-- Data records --
_ _ _ _ _ _ _
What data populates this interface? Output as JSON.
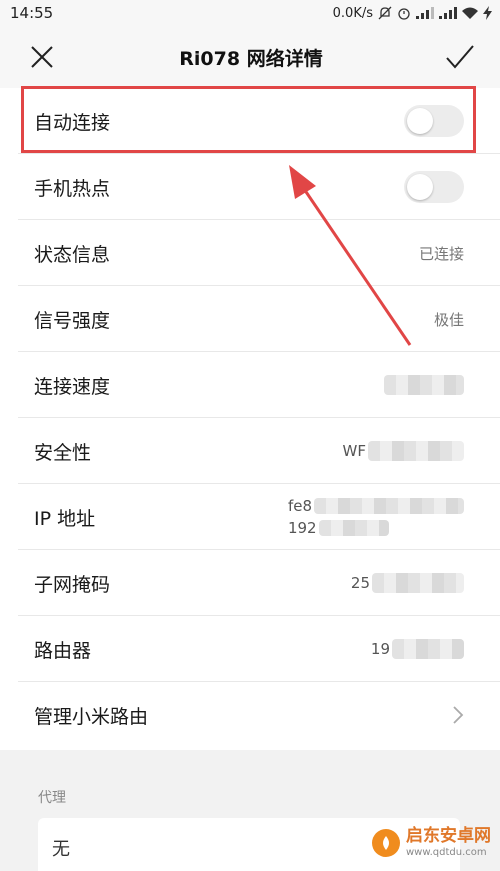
{
  "status_bar": {
    "time": "14:55",
    "speed": "0.0K/s"
  },
  "header": {
    "title": "Ri078  网络详情",
    "close_icon": "close-icon",
    "confirm_icon": "check-icon"
  },
  "rows": {
    "auto_connect": {
      "label": "自动连接",
      "enabled": false
    },
    "hotspot": {
      "label": "手机热点",
      "enabled": false
    },
    "status": {
      "label": "状态信息",
      "value": "已连接"
    },
    "signal": {
      "label": "信号强度",
      "value": "极佳"
    },
    "speed": {
      "label": "连接速度"
    },
    "security": {
      "label": "安全性",
      "value_prefix": "WF"
    },
    "ip": {
      "label": "IP 地址",
      "line1_prefix": "fe8",
      "line2_prefix": "192"
    },
    "subnet": {
      "label": "子网掩码",
      "value_prefix": "25"
    },
    "router": {
      "label": "路由器",
      "value_prefix": "19"
    },
    "manage": {
      "label": "管理小米路由"
    }
  },
  "proxy": {
    "label": "代理",
    "value": "无"
  },
  "watermark": {
    "name": "启东安卓网",
    "url": "www.qdtdu.com"
  },
  "colors": {
    "highlight": "#e14646",
    "background": "#f2f2f2",
    "toggle_off": "#ececec"
  }
}
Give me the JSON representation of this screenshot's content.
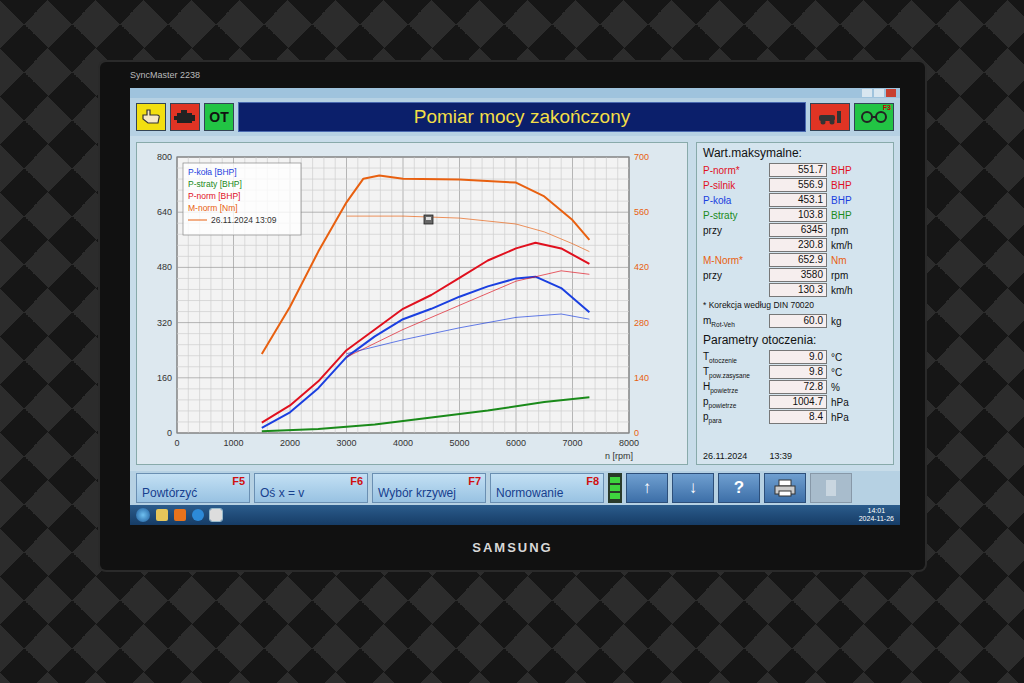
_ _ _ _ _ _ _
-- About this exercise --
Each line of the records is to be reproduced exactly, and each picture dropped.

-- Solution below --
What data populates this interface? Output as JSON.
{
  "status_bar": {
    "time": "14:55",
    "speed": "0.0K/s"
  },
  "header": {
    "title": "Ri078  网络详情",
    "close_icon": "close-icon",
    "confirm_icon": "check-icon"
  },
  "rows": {
    "auto_connect": {
      "label": "自动连接",
      "enabled": false
    },
    "hotspot": {
      "label": "手机热点",
      "enabled": false
    },
    "status": {
      "label": "状态信息",
      "value": "已连接"
    },
    "signal": {
      "label": "信号强度",
      "value": "极佳"
    },
    "speed": {
      "label": "连接速度"
    },
    "security": {
      "label": "安全性",
      "value_prefix": "WF"
    },
    "ip": {
      "label": "IP 地址",
      "line1_prefix": "fe8",
      "line2_prefix": "192"
    },
    "subnet": {
      "label": "子网掩码",
      "value_prefix": "25"
    },
    "router": {
      "label": "路由器",
      "value_prefix": "19"
    },
    "manage": {
      "label": "管理小米路由"
    }
  },
  "proxy": {
    "label": "代理",
    "value": "无"
  },
  "watermark": {
    "name": "启东安卓网",
    "url": "www.qdtdu.com"
  },
  "colors": {
    "highlight": "#e14646",
    "background": "#f2f2f2",
    "toggle_off": "#ececec"
  }
}
Give me the JSON representation of this screenshot's content.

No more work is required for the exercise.